We will kill you and your family.

Shortly after 2005, Ban starting working in the Ministry of Human Rights, where she received death threats from anonymous callers. She recalls one that threatened, “If you take one step inside the Ministry, we will kill you and your family.” She remembers the prevalence of ISIS and “critical” civil unrest. By 2010, churches were being regularly targeted and bombed by terrorists.

Ban with two of her children.

The church she belonged to was one of those specifically targeted. “They started killing everyone one by one,” including the priest she had a close relationship with for many years.

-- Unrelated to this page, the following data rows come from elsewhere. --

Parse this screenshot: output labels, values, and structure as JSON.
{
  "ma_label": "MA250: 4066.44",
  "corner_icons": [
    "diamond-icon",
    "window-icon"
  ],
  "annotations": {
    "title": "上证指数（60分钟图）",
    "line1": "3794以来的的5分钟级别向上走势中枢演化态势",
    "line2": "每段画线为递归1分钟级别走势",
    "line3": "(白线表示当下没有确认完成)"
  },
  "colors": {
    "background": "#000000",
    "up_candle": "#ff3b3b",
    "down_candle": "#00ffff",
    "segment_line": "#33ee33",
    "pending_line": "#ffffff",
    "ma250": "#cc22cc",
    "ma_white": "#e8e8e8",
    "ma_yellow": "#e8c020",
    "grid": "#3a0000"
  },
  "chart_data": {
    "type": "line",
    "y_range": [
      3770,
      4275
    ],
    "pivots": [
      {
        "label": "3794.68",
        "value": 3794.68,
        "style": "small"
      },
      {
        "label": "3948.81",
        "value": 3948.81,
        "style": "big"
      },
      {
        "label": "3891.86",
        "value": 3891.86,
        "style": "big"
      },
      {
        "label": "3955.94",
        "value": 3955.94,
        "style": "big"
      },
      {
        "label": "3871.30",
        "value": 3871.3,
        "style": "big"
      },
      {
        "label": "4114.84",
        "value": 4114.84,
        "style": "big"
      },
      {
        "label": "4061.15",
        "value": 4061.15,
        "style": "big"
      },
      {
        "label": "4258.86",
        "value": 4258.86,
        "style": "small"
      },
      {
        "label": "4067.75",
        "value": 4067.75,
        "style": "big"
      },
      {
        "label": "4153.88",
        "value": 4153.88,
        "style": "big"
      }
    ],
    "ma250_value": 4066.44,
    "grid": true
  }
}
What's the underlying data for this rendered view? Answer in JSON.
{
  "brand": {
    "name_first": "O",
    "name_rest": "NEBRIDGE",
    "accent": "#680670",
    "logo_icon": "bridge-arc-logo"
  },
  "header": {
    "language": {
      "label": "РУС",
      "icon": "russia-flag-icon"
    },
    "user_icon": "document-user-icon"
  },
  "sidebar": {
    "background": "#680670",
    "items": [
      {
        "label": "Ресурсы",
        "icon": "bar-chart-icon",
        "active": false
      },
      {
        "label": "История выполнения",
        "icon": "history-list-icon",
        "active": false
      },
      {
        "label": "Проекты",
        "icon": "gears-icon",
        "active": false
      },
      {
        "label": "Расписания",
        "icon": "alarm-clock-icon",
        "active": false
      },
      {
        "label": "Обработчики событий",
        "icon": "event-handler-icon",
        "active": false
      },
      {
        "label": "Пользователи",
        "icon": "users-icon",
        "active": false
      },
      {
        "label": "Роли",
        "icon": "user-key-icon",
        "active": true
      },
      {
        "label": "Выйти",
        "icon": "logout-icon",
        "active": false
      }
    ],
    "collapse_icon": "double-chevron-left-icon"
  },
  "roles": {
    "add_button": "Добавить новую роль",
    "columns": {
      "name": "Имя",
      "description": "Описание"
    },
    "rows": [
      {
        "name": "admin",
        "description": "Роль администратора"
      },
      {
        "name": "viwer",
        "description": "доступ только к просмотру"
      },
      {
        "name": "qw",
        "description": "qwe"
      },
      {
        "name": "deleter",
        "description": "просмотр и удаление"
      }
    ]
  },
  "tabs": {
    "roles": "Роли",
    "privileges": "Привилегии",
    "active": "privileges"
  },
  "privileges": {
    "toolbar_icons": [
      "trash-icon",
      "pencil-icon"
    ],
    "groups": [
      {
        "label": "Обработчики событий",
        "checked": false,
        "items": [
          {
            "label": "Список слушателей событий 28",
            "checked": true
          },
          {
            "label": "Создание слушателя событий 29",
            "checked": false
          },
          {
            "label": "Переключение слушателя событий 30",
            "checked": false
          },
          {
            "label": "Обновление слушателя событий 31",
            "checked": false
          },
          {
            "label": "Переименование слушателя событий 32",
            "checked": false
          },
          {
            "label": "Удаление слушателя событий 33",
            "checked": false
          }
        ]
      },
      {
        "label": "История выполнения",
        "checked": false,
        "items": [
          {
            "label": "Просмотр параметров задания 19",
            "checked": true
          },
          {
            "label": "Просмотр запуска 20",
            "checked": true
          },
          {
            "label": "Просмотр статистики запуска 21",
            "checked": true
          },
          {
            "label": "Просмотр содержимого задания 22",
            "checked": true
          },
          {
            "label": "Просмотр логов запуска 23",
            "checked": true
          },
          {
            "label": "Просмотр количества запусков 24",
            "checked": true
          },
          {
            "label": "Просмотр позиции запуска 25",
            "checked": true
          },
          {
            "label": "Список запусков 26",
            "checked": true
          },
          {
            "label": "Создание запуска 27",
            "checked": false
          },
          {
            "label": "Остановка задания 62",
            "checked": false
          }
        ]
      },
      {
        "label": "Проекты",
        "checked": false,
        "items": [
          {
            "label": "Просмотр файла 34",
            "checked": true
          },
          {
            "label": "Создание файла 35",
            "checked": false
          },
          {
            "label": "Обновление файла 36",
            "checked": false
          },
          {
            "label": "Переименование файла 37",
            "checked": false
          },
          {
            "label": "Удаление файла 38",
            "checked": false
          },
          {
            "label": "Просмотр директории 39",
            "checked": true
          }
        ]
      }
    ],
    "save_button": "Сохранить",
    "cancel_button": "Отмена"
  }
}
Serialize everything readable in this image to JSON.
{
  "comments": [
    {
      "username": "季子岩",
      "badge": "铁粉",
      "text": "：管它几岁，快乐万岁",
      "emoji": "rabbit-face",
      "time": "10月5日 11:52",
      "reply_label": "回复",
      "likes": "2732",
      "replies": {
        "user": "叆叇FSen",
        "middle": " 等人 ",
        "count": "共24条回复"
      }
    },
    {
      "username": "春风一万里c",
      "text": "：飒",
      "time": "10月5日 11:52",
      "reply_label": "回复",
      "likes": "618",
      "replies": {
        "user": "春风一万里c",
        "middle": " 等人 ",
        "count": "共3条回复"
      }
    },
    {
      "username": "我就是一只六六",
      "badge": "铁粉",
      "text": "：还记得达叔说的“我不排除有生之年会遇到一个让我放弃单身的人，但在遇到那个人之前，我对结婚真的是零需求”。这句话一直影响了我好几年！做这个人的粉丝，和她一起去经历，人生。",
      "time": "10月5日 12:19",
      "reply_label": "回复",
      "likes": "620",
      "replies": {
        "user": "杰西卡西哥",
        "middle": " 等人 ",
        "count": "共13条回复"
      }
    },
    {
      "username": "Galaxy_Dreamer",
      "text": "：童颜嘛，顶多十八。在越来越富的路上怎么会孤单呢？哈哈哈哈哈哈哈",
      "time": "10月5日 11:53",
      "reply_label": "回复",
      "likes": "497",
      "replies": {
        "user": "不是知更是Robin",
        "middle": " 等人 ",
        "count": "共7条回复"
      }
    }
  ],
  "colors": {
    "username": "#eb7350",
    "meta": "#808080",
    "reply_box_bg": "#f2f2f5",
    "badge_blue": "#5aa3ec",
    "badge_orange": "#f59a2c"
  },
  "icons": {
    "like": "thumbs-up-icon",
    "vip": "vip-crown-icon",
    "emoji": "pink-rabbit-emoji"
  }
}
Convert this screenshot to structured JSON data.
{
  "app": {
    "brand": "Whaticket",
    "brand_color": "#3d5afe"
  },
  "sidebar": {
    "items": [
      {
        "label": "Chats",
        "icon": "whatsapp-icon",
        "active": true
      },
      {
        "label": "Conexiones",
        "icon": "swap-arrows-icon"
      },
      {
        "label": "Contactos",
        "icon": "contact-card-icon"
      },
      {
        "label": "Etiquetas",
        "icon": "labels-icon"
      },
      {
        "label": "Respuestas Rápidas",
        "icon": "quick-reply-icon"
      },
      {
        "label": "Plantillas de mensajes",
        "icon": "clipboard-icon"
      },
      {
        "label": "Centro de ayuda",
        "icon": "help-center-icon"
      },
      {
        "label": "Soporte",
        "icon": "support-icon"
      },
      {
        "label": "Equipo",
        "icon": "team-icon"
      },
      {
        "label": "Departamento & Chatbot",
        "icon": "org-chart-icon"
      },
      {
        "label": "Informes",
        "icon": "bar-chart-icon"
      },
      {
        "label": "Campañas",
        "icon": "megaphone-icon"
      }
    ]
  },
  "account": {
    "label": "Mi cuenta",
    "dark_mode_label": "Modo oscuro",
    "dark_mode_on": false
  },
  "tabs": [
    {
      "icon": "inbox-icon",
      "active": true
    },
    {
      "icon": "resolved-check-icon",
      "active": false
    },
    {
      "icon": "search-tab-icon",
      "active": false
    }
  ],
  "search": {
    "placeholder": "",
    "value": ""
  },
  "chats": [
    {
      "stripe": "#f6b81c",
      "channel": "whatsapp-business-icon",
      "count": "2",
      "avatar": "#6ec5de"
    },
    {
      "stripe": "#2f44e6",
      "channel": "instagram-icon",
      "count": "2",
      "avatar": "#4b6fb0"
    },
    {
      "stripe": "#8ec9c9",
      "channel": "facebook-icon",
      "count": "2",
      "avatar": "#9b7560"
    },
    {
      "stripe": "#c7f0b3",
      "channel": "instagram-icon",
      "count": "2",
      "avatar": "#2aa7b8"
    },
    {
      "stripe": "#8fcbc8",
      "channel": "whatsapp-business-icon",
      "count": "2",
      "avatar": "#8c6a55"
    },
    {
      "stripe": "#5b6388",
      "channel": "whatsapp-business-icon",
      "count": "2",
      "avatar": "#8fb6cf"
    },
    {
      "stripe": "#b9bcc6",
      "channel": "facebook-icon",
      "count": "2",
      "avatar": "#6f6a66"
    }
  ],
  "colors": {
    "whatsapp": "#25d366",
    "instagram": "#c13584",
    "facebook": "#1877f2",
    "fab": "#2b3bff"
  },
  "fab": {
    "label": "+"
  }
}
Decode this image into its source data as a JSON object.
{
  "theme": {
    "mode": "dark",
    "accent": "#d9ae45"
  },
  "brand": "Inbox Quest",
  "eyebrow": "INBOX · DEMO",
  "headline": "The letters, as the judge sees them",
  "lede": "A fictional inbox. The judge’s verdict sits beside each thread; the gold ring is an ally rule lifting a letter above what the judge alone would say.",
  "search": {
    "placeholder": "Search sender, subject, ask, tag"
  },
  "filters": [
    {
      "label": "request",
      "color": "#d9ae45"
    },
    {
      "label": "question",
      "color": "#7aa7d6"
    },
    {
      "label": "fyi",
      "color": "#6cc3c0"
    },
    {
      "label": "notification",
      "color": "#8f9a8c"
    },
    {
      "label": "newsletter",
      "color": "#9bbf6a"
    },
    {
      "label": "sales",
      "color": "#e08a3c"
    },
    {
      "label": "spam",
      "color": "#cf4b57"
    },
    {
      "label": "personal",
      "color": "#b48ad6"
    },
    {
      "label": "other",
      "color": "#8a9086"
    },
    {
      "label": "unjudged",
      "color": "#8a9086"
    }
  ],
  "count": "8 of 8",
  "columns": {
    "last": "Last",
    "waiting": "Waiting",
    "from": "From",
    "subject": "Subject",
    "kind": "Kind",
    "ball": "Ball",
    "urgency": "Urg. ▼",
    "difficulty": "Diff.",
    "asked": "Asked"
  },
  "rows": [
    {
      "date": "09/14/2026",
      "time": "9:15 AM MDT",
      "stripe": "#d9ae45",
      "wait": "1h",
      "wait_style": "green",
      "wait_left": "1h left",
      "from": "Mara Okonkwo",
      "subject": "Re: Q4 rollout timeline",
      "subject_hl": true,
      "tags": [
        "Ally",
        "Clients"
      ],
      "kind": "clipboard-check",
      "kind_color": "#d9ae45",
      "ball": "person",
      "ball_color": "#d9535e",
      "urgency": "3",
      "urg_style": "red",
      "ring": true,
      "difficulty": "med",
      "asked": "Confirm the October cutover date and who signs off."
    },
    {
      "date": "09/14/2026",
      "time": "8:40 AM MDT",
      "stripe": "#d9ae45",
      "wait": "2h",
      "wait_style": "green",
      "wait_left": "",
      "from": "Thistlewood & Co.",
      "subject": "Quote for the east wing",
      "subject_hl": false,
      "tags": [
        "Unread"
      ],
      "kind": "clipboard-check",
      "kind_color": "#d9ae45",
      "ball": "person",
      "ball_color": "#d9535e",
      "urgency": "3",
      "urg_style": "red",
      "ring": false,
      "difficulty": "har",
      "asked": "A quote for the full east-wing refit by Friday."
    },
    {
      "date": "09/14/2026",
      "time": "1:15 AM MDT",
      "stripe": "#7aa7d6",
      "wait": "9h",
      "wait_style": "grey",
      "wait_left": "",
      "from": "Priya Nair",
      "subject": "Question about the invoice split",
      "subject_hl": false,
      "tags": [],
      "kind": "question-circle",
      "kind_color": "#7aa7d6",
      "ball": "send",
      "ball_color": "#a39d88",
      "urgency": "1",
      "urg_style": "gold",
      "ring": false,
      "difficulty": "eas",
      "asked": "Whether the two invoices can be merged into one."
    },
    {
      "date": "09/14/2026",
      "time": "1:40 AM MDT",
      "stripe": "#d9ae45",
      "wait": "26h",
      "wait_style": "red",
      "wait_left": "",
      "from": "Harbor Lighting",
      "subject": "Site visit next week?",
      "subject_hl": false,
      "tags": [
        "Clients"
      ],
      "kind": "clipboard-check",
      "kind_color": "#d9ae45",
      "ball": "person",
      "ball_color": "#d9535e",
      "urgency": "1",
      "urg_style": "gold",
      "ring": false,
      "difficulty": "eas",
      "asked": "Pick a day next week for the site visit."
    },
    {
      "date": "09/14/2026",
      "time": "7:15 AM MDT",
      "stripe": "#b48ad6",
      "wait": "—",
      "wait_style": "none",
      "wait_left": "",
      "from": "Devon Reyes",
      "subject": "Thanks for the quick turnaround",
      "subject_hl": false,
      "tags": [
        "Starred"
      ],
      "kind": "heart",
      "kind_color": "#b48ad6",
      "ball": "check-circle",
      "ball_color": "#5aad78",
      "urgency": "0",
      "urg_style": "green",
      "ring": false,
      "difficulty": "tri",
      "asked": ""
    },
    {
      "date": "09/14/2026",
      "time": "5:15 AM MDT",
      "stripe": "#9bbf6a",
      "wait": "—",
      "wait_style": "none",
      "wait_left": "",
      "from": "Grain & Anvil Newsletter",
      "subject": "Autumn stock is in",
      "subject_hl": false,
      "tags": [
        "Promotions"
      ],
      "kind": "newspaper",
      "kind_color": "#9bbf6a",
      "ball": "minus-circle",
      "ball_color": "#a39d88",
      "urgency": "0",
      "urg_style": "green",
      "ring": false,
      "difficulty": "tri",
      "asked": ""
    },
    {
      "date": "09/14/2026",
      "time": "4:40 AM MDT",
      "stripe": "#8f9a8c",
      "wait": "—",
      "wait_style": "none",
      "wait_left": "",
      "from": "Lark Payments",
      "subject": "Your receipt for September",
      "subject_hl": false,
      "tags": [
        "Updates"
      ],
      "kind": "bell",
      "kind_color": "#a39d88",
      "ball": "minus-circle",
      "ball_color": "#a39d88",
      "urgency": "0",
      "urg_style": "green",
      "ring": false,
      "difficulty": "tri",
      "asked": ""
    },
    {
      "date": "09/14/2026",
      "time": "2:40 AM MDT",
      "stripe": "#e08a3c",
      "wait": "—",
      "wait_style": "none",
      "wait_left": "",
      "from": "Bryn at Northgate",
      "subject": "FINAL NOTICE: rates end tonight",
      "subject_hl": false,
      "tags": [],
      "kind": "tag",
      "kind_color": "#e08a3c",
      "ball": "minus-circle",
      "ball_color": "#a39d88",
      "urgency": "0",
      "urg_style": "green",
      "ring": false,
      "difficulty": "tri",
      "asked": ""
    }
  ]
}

The death threats to her family increased. At that point, her and her husband decided to leave the country. “You don’t know whether you will live every day.” She recalls telling her husband and co-workers “good-bye” at the beginning of each day, just in case.

Freedom means responsibility.

After fleeing Iraq, Ban and her husband lived in Jordan through the IOM. Feeling safer, she had both of her sons in the country. But she dreamed of America. And after five years, her and her family applied for refugee status to come to the U.S. through the International Refugee Assistance Project (IRAP). Since coming to the U.S., Ban has come full circle in her realization for liberal values and democracy. “Freedom means responsibility,” she says. “Your freedom [depends on] respect[ing] other freedoms.” And with this realization, she continues to fight for the rights of minorities in Iraq, in a place where she feels her voice can finally be appreciated.

Ban graduating from University of San Diego School of Law in 2019, receiving her Master of Laws (LLM) degree.
Ban’s daughter, Banaowsha Mikhael, posing with her siblings after her presentation on her journey from Iraq for TEDxKids@ElCajon in 2017.

Ban has since completed her Master of Laws degree at University of San Diego School of Law and lives in El Cajon, San Diego among a large Chaldean community.